After winning an Oscar for her role in Boyhood, Patricia Arquette concluded her acceptance speech with an impassioned demand for equal pay: "To every woman who gave birth to every taxpayer and citizen of this nation, we have fought for everybody else's equal rights. It's our time to have wage equality once and for all, and equal rights for women in the United States of America." The audience responded with wild cheers. Meryl Streep and Jennifer Lopez even got up out of their seats and waved their arms.
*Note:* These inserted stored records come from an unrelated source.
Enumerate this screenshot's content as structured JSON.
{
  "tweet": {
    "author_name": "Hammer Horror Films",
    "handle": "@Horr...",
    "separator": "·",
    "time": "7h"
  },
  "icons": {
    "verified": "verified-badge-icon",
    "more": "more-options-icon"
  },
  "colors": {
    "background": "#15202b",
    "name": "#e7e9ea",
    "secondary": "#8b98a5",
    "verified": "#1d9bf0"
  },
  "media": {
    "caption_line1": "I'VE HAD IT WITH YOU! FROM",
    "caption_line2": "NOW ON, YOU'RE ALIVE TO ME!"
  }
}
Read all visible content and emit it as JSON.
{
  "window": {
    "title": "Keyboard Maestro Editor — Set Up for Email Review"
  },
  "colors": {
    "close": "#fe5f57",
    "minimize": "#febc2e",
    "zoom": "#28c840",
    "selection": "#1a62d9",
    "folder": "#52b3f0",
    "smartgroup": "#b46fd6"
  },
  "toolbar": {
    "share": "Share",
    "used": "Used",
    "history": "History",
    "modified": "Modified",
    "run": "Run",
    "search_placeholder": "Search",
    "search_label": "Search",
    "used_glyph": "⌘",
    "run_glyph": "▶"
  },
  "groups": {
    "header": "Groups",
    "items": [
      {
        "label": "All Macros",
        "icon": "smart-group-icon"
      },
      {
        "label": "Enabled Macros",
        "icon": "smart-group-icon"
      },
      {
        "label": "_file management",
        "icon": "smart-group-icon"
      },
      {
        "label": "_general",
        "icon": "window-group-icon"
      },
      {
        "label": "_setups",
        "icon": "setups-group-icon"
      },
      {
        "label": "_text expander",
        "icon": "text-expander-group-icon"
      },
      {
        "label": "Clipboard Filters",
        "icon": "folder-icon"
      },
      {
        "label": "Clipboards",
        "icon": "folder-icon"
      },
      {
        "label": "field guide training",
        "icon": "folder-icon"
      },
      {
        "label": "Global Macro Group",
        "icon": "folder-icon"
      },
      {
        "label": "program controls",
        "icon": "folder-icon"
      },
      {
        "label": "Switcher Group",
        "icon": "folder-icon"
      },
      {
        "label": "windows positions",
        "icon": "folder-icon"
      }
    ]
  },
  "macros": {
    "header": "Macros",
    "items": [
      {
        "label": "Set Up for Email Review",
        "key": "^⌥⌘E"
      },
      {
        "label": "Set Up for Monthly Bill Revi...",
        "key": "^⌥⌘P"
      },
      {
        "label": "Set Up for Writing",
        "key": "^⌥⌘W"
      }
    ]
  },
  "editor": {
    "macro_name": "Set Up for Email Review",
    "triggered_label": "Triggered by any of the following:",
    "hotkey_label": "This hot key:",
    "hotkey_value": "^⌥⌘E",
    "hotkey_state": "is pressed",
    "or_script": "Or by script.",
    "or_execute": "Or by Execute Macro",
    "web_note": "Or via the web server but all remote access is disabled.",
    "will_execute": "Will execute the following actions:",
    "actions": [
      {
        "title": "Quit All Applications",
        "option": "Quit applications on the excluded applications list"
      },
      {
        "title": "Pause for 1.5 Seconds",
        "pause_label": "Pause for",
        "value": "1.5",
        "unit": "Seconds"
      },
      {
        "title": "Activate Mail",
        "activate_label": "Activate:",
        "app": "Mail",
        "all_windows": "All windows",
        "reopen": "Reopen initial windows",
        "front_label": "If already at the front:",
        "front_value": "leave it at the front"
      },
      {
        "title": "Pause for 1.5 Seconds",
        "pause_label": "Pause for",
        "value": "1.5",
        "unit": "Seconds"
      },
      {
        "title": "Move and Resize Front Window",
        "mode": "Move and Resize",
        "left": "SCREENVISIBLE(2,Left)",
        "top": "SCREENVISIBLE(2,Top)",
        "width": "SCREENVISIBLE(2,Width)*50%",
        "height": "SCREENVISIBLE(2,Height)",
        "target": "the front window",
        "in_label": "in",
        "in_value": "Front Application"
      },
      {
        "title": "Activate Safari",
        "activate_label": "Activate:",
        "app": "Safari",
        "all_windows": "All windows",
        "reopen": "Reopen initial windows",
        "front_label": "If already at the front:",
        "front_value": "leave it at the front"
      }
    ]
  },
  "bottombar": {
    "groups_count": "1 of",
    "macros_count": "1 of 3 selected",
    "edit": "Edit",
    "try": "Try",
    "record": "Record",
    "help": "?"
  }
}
Not surprisingly, Hillary Clinton, Labor Secretary Tom Perez, and other Democrats praised Arquette's comments and used them to draw attention to the issue of equal pay. "I think we all cheered at Patricia Arquette's speech at the Oscars -- because she's right," Clinton told an audience of working women the next week.

Arquette's message also received support from an unexpected source: A.J. Lee, a three-time World Wrestling Entertainment (WWE) women's champion and one of the most-popular female wrestlers on the circuit. It started when Stephanie McMahon, one of WWE's owners, tweeted, "Thank You @PattyArquette for having the courage to fight for #WomensRights on such a grand platform." Lee then retweeted it, but added a haymaker directed toward McMahon: "Your female wrestlers have record selling merchandise and have starred in the highest-rated segment of the show several times, and yet they receive a faction of the wages and screen time of the majority of the male roster." Wrestling fans showered Lee with support.

Does Lee have a valid point? The Equal Pay Act (EPA) requires that men and women in the same workplace be given equal pay for equal work. Equal work means that the jobs being compared are performed under similar working conditions and require equal skill, effort, and responsibility. But there are exceptions. Unequal pay for equal work is not unlawful if it is based on: (1) a seniority system; (2) a merit system; (3) a system that measures earnings by quantity or quality of production; or (4) a differential based on any other factor other than sex. Some courts have read the fourth, catch-all factor to require a legitimate business need. Thus, courts have ruled that the force of supply and demand in the market is not a valid business-related factor other than sex that justifies paying men higher wages than women.

Title VII of the Civil Rights Act of 1964 also prohibits compensation discrimination on the basis of sex (as well as other protected classifications). Compensation discrimination under Title VII can occur when an employer pays an employee less than similarly situated employees of the opposite gender, and the employer's explanation does not satisfactorily account for the differential. Unlike the EPA, there is no requirement under Title VII that the employee's job be substantially equal to that of a higher-paid person.

Now back to A.J. Lee. WWE undoubtedly would say that female wrestlers do not perform equal work, because male wrestlers have more bouts, spend more time on screen, and generally perform more dangerous stunts. And, in fact, a number of female wrestlers are paid more than some of the men. So that may dispose of any EPA claim.

But what about Title VII? WWE makes the decisions about who wrestles, when, and for how long. So if it is giving the women short shrift, is there an underlying discrimination problem with respect to work assignments? WWE presumably would invoke Title VII's bonafide occupational qualification (BFOQ) defense, which provides that sex discrimination is not unlawful in those certain instances where gender is a BFOQ reasonably necessary to the normal operation of the particular business or enterprise. While mere customer preference is generally not enough to justify a BFOQ defense, there are certain cases where it is. Think Playboy Bunnies and Chippendales dancers. Do professional wrestlers fit the bill as well?

The discussion above presupposes that WWE wrestlers are employees. But they are not, according to WWE. It treats its talent as independent contractors, and it has gone to the mat to defend this position. But that's a discussion for a different day.

The takeaway for you is that the issue of equal pay is in the public eye and at the top of the EEOC's enforcement priority list. So it is important to review your company's pay practices to ensure that male and female employees are paid equally for performing equal work, and, if they are not, to work with an employment lawyer to assess whether the pay disparity is legally justified.